Week 7 - Essay 6 - Subjective vs. Objective
Henry writes: "no education avails for the intelligence that doesn’t stir in it some subjective passion, and... almost anything that does so act is largely educative" - Agree? Is our present education system geared to stirring or rewarding subjective passion?
Good question Dr. Phil.
Breaking this down into more understandable terms that I, the simple man, can understand, James is saying (correct me if I am wrong): All education, taking the opportunity to manifest as useful or helpful, stirs in the intellect some passion that is not necessarily rational or fact based. On the other hand, anything that acts in such a manner is, for the most part, educational regardless of its size and purview.
Taking the second question first: No. Our current education system is not, with some exceptions, geared to stirring or rewarding subjective passions. Theater, arts and music may be the exception. To the contrary, it rewards objective passions. Tests and quizzes, at least at the undergraduate level, test instructional learning objectives rather than subjective ones.

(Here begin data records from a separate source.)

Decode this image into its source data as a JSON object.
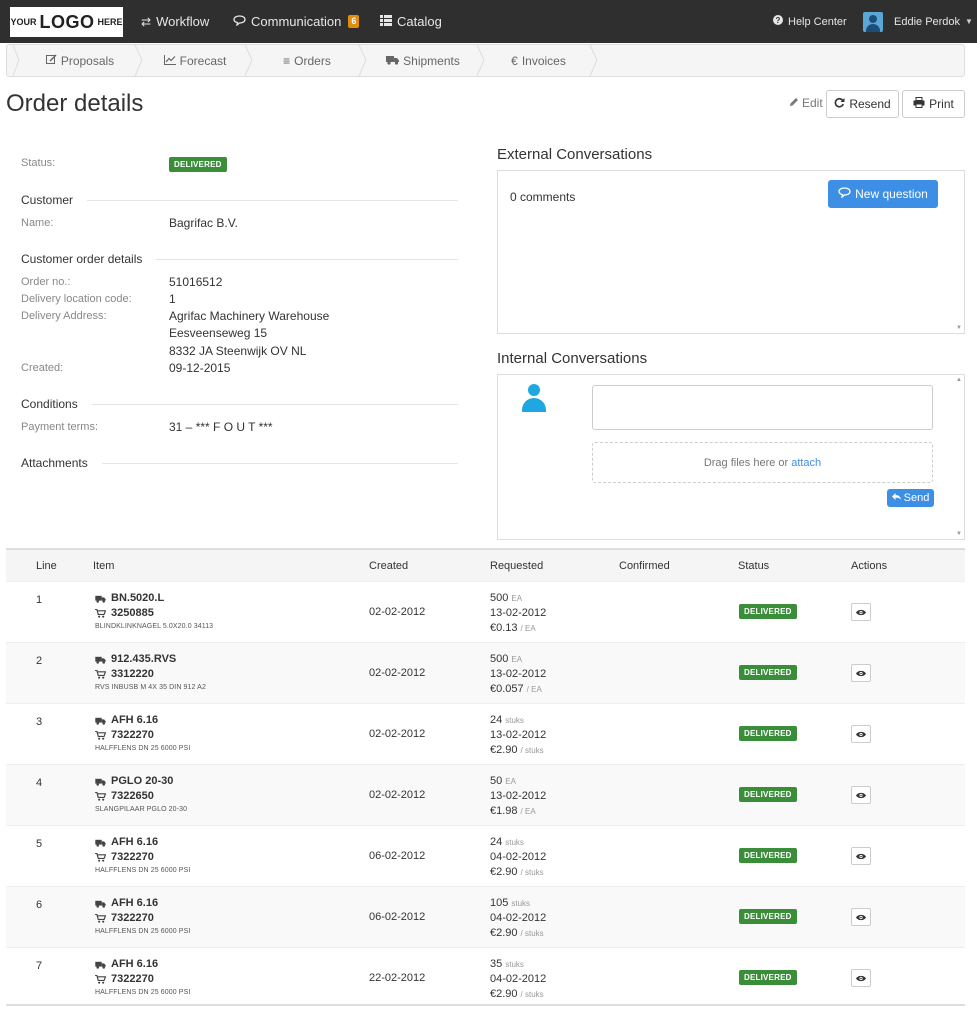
{
  "navbar": {
    "logo_small_1": "YOUR",
    "logo_big": "LOGO",
    "logo_small_2": "HERE",
    "workflow": "Workflow",
    "communication": "Communication",
    "communication_count": "6",
    "catalog": "Catalog",
    "help": "Help Center",
    "user": "Eddie Perdok"
  },
  "steps": [
    "Proposals",
    "Forecast",
    "Orders",
    "Shipments",
    "Invoices"
  ],
  "page": {
    "title": "Order details",
    "edit": "Edit",
    "resend": "Resend",
    "print": "Print"
  },
  "details": {
    "status_label": "Status:",
    "status_value": "DELIVERED",
    "customer_heading": "Customer",
    "name_label": "Name:",
    "name_value": "Bagrifac B.V.",
    "order_heading": "Customer order details",
    "order_no_label": "Order no.:",
    "order_no_value": "51016512",
    "loc_code_label": "Delivery location code:",
    "loc_code_value": "1",
    "address_label": "Delivery Address:",
    "address_line1": "Agrifac Machinery Warehouse",
    "address_line2": "Eesveenseweg 15",
    "address_line3": "8332 JA Steenwijk OV NL",
    "created_label": "Created:",
    "created_value": "09-12-2015",
    "conditions_heading": "Conditions",
    "payment_label": "Payment terms:",
    "payment_value": "31 – *** F O U T ***",
    "attachments_heading": "Attachments"
  },
  "external": {
    "title": "External Conversations",
    "comments": "0 comments",
    "new_question": "New question"
  },
  "internal": {
    "title": "Internal Conversations",
    "drop_text": "Drag files here or",
    "attach": "attach",
    "send": "Send"
  },
  "table": {
    "headers": {
      "line": "Line",
      "item": "Item",
      "created": "Created",
      "requested": "Requested",
      "confirmed": "Confirmed",
      "status": "Status",
      "actions": "Actions"
    },
    "rows": [
      {
        "line": "1",
        "code": "BN.5020.L",
        "article": "3250885",
        "desc": "BLINDKLINKNAGEL 5.0X20.0 34113",
        "created": "02-02-2012",
        "qty": "500",
        "qty_unit": "EA",
        "req_date": "13-02-2012",
        "price": "€0.13",
        "price_unit": "/ EA",
        "status": "DELIVERED"
      },
      {
        "line": "2",
        "code": "912.435.RVS",
        "article": "3312220",
        "desc": "RVS INBUSB M 4X 35 DIN 912 A2",
        "created": "02-02-2012",
        "qty": "500",
        "qty_unit": "EA",
        "req_date": "13-02-2012",
        "price": "€0.057",
        "price_unit": "/ EA",
        "status": "DELIVERED"
      },
      {
        "line": "3",
        "code": "AFH 6.16",
        "article": "7322270",
        "desc": "HALFFLENS DN 25 6000 PSI",
        "created": "02-02-2012",
        "qty": "24",
        "qty_unit": "stuks",
        "req_date": "13-02-2012",
        "price": "€2.90",
        "price_unit": "/ stuks",
        "status": "DELIVERED"
      },
      {
        "line": "4",
        "code": "PGLO 20-30",
        "article": "7322650",
        "desc": "SLANGPILAAR PGLO 20-30",
        "created": "02-02-2012",
        "qty": "50",
        "qty_unit": "EA",
        "req_date": "13-02-2012",
        "price": "€1.98",
        "price_unit": "/ EA",
        "status": "DELIVERED"
      },
      {
        "line": "5",
        "code": "AFH 6.16",
        "article": "7322270",
        "desc": "HALFFLENS DN 25 6000 PSI",
        "created": "06-02-2012",
        "qty": "24",
        "qty_unit": "stuks",
        "req_date": "04-02-2012",
        "price": "€2.90",
        "price_unit": "/ stuks",
        "status": "DELIVERED"
      },
      {
        "line": "6",
        "code": "AFH 6.16",
        "article": "7322270",
        "desc": "HALFFLENS DN 25 6000 PSI",
        "created": "06-02-2012",
        "qty": "105",
        "qty_unit": "stuks",
        "req_date": "04-02-2012",
        "price": "€2.90",
        "price_unit": "/ stuks",
        "status": "DELIVERED"
      },
      {
        "line": "7",
        "code": "AFH 6.16",
        "article": "7322270",
        "desc": "HALFFLENS DN 25 6000 PSI",
        "created": "22-02-2012",
        "qty": "35",
        "qty_unit": "stuks",
        "req_date": "04-02-2012",
        "price": "€2.90",
        "price_unit": "/ stuks",
        "status": "DELIVERED"
      }
    ]
  },
  "colors": {
    "navbar": "#2f2f2f",
    "accent": "#3d8fe6",
    "delivered": "#3a8e3a",
    "badge": "#e08e0b"
  }
}
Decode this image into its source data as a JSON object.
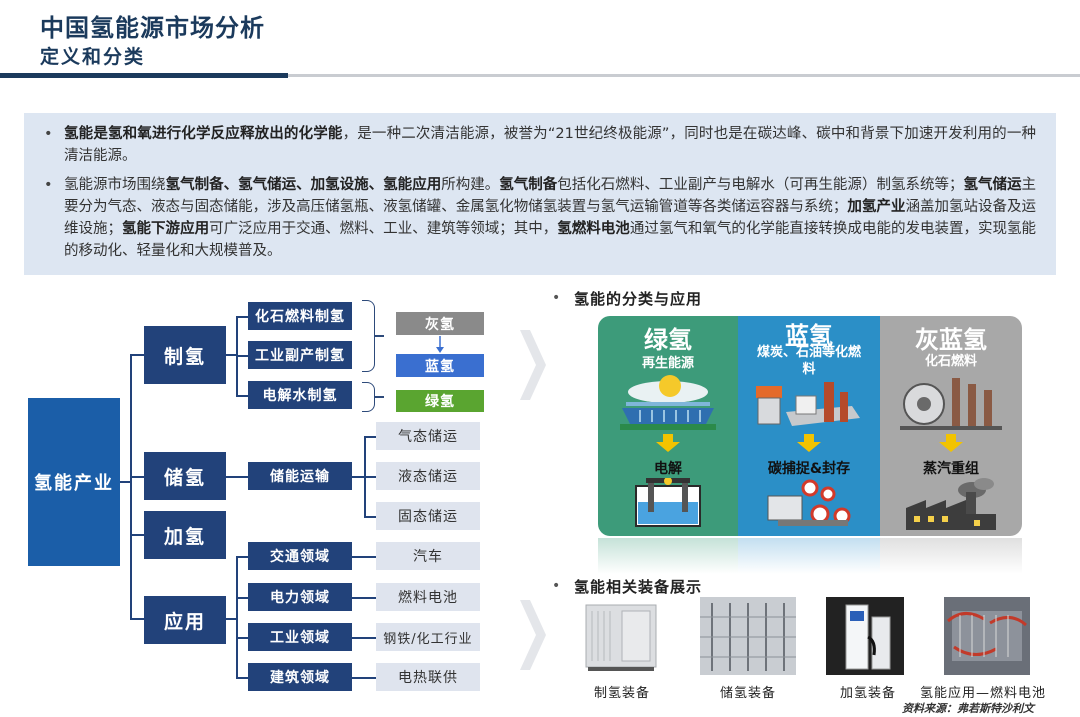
{
  "header": {
    "title": "中国氢能源市场分析",
    "subtitle": "定义和分类"
  },
  "summary": {
    "p1": {
      "s1": "氢能是氢和氧进行化学反应释放出的化学能",
      "s2": "，是一种二次清洁能源，被誉为“21世纪终极能源”，同时也是在碳达峰、碳中和背景下加速开发利用的一种清洁能源。"
    },
    "p2": {
      "s1": "氢能源市场围绕",
      "s2": "氢气制备、氢气储运、加氢设施、氢能应用",
      "s3": "所构建。",
      "s4": "氢气制备",
      "s5": "包括化石燃料、工业副产与电解水（可再生能源）制氢系统等；",
      "s6": "氢气储运",
      "s7": "主要分为气态、液态与固态储能，涉及高压储氢瓶、液氢储罐、金属氢化物储氢装置与氢气运输管道等各类储运容器与系统；",
      "s8": "加氢产业",
      "s9": "涵盖加氢站设备及运维设施；",
      "s10": "氢能下游应用",
      "s11": "可广泛应用于交通、燃料、工业、建筑等领域；其中，",
      "s12": "氢燃料电池",
      "s13": "通过氢气和氧气的化学能直接转换成电能的发电装置，实现氢能的移动化、轻量化和大规模普及。"
    }
  },
  "tree": {
    "root": "氢能产业",
    "l1": [
      "制氢",
      "储氢",
      "加氢",
      "应用"
    ],
    "produce": [
      "化石燃料制氢",
      "工业副产制氢",
      "电解水制氢"
    ],
    "colors": [
      "灰氢",
      "蓝氢",
      "绿氢"
    ],
    "storage": "储能运输",
    "storage_types": [
      "气态储运",
      "液态储运",
      "固态储运"
    ],
    "apps": [
      "交通领域",
      "电力领域",
      "工业领域",
      "建筑领域"
    ],
    "app_uses": [
      "汽车",
      "燃料电池",
      "钢铁/化工行业",
      "电热联供"
    ]
  },
  "section_classify": "氢能的分类与应用",
  "classify": [
    {
      "title": "绿氢",
      "sub": "再生能源",
      "step": "电解",
      "color": "#3d9b7a"
    },
    {
      "title": "蓝氢",
      "sub": "煤炭、石油等化燃料",
      "step": "碳捕捉&封存",
      "color": "#2b8fc7"
    },
    {
      "title": "灰蓝氢",
      "sub": "化石燃料",
      "step": "蒸汽重组",
      "color": "#a8a8a8"
    }
  ],
  "section_equip": "氢能相关装备展示",
  "equipment": [
    "制氢装备",
    "储氢装备",
    "加氢装备",
    "氢能应用—燃料电池"
  ],
  "source": "资料来源：弗若斯特沙利文",
  "bullet": "•",
  "chart_colors": {
    "navy": "#22427a",
    "gray": "#8a8a8a",
    "blue": "#3a6fd0",
    "green": "#5aa530"
  }
}
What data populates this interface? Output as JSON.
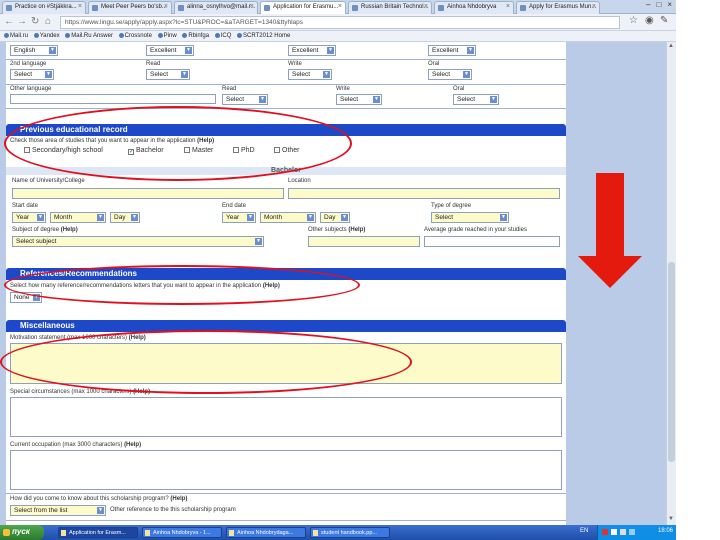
{
  "browser": {
    "tabs": [
      {
        "label": "Practice on #Stjäkkra...",
        "active": false
      },
      {
        "label": "Meet Peer Peers bo'sb...",
        "active": false
      },
      {
        "label": "alinna_osnylhvo@mail.r...",
        "active": false
      },
      {
        "label": "Application for Erasmu...",
        "active": true
      },
      {
        "label": "Russian Britain Technol...",
        "active": false
      },
      {
        "label": "Ainhoa Nhdobryva",
        "active": false
      },
      {
        "label": "Apply for Erasmus Mun...",
        "active": false
      }
    ],
    "url": "https://www.lingu.se/apply/apply.aspx?lc=STU&PROC=&aTARGET=1340&ttyhlaps",
    "bookmarks": [
      "Mail.ru",
      "Yandex",
      "Mail.Ru Answer",
      "Crossnote",
      "Pinw",
      "Rbinfga",
      "ICQ",
      "SCRT2012 Home"
    ]
  },
  "languages": {
    "row1": {
      "sel1": "English",
      "sel2": "Excellent",
      "sel3": "Excellent",
      "sel4": "Excellent"
    },
    "row2": {
      "label1": "2nd language",
      "label2": "Read",
      "label3": "Write",
      "label4": "Oral",
      "sel1": "Select",
      "sel2": "Select",
      "sel3": "Select",
      "sel4": "Select"
    },
    "row3": {
      "label1": "Other language",
      "label2": "Read",
      "label3": "Write",
      "label4": "Oral",
      "sel2": "Select",
      "sel3": "Select",
      "sel4": "Select"
    }
  },
  "education": {
    "title": "Previous educational record",
    "instruction": "Check those area of studies that you want to appear in the application",
    "help": "(Help)",
    "options": [
      {
        "label": "Secondary/high school",
        "checked": false
      },
      {
        "label": "Bachelor",
        "checked": true
      },
      {
        "label": "Master",
        "checked": false
      },
      {
        "label": "PhD",
        "checked": false
      },
      {
        "label": "Other",
        "checked": false
      }
    ],
    "subsection": "Bachelor",
    "name_label": "Name of University/College",
    "location_label": "Location",
    "start_label": "Start date",
    "end_label": "End date",
    "degree_label": "Type of degree",
    "start": {
      "year": "Year",
      "month": "Month",
      "day": "Day"
    },
    "end": {
      "year": "Year",
      "month": "Month",
      "day": "Day"
    },
    "degree_select": "Select",
    "subject_label": "Subject of degree",
    "subject_help": "(Help)",
    "subject_select": "Select subject",
    "other_subjects_label": "Other subjects",
    "other_subjects_help": "(Help)",
    "avg_grade_label": "Average grade reached in your studies"
  },
  "references": {
    "title": "References/Recommendations",
    "instruction": "Select how many reference/recommendations letters that you want to appear in the application",
    "help": "(Help)",
    "select": "None"
  },
  "misc": {
    "title": "Miscellaneous",
    "motivation_label": "Motivation statement (max 1000 characters)",
    "motivation_help": "(Help)",
    "special_label": "Special circumstances (max 1000 characters)",
    "special_help": "(Help)",
    "current_label": "Current occupation (max 3000 characters)",
    "current_help": "(Help)",
    "howknow_label": "How did you come to know about this scholarship program?",
    "howknow_help": "(Help)",
    "howknow_select": "Select from the list",
    "other_ref_label": "Other reference to the this scholarship program"
  },
  "taskbar": {
    "start": "пуск",
    "tasks": [
      {
        "label": "Application for Erasm...",
        "active": true
      },
      {
        "label": "Ainhoa Nhdobryva - 1...",
        "active": false
      },
      {
        "label": "Ainhoa Nhdobrydaga...",
        "active": false
      },
      {
        "label": "student handbook.pp...",
        "active": false
      }
    ],
    "lang": "EN",
    "clock": "18:06"
  },
  "colors": {
    "section_header": "#1d48c8",
    "annotation": "#e01020",
    "arrow": "#e51a0e",
    "highlight_input": "#fdfbc9"
  }
}
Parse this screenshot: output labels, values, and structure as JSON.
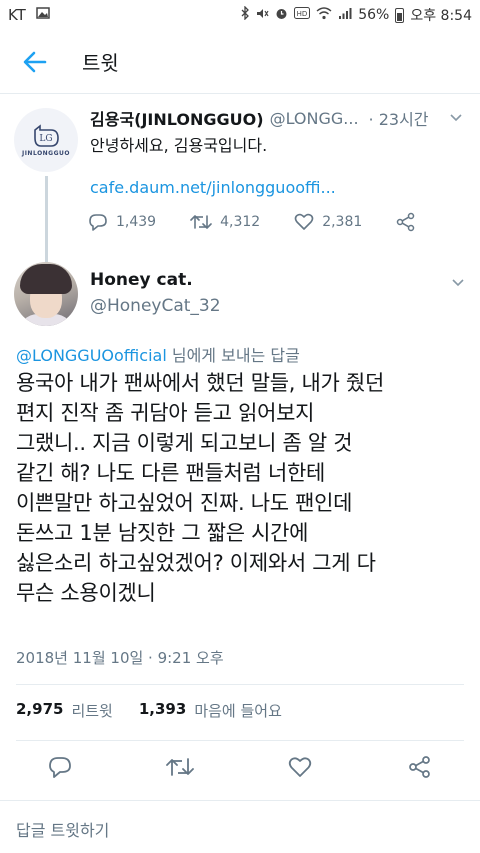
{
  "status_bar": {
    "carrier": "KT",
    "battery": "56%",
    "time": "오후 8:54",
    "icons": [
      "gallery-icon",
      "bluetooth-icon",
      "mute-icon",
      "alarm-icon",
      "hd-icon",
      "wifi-icon",
      "signal-icon",
      "battery-icon"
    ]
  },
  "header": {
    "title": "트윗",
    "back_icon": "arrow-left-icon",
    "accent": "#1da1f2"
  },
  "parent_tweet": {
    "avatar_logo_text": "JINLONGGUO",
    "name": "김용국(JINLONGGUO)",
    "handle": "@LONGG...",
    "time": "· 23시간",
    "text": "안녕하세요, 김용국입니다.",
    "link": "cafe.daum.net/jinlongguooffi...",
    "replies": "1,439",
    "retweets": "4,312",
    "likes": "2,381"
  },
  "tweet": {
    "name": "Honey cat.",
    "handle": "@HoneyCat_32",
    "reply_mention": "@LONGGUOofficial",
    "reply_suffix": " 님에게 보내는 답글",
    "text": "용국아 내가 팬싸에서 했던 말들, 내가 줬던\n편지 진작 좀 귀담아 듣고 읽어보지\n그랬니.. 지금 이렇게 되고보니 좀 알 것\n같긴 해? 나도 다른 팬들처럼 너한테\n이쁜말만 하고싶었어 진짜. 나도 팬인데\n돈쓰고 1분 남짓한 그 짧은 시간에\n싫은소리 하고싶었겠어? 이제와서 그게 다\n무슨 소용이겠니",
    "timestamp": "2018년 11월 10일 · 9:21 오후",
    "retweet_count": "2,975",
    "retweet_label": "리트윗",
    "like_count": "1,393",
    "like_label": "마음에 들어요"
  },
  "reply_box": {
    "placeholder": "답글 트윗하기"
  },
  "colors": {
    "link": "#1b95e0",
    "secondary_text": "#657786",
    "border": "#e6ecf0"
  }
}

The classroom is geared to completing a unit of instruction that can be measured quantitatively for the purpose of practical application in a specific field. Theater arts and music often test subjectively by asking for new ideas and encouraging creativity.
I don’t think this is necessarily a bad thing in either direction. Creativity in theater, arts and music doesn’t have to be logic and fact based. Creative thinking in science must be logic and fact based, at least in its final rendering.
James, while speaking of London, gives an example of the very thing he speaks of in A Small Boy and Others, when he states that “It is not to be denied that the heart tends to grow hard in her company; but she is a capital antidote to the morbid, and to live with her successfully is an education of the temper, a consecration of one’s private philosophy.” “She may take away reparations, but she forms character. She teaches her victims not to ‘mind’, and the great danger for them is perhaps that they shall learn the lesson too well.”
 Henry James, A Small Boy and Others ( Independently published, 2017), 25.
 Henry James, English Hours (London: Tauris Parke Paperbacks, 2011), 15.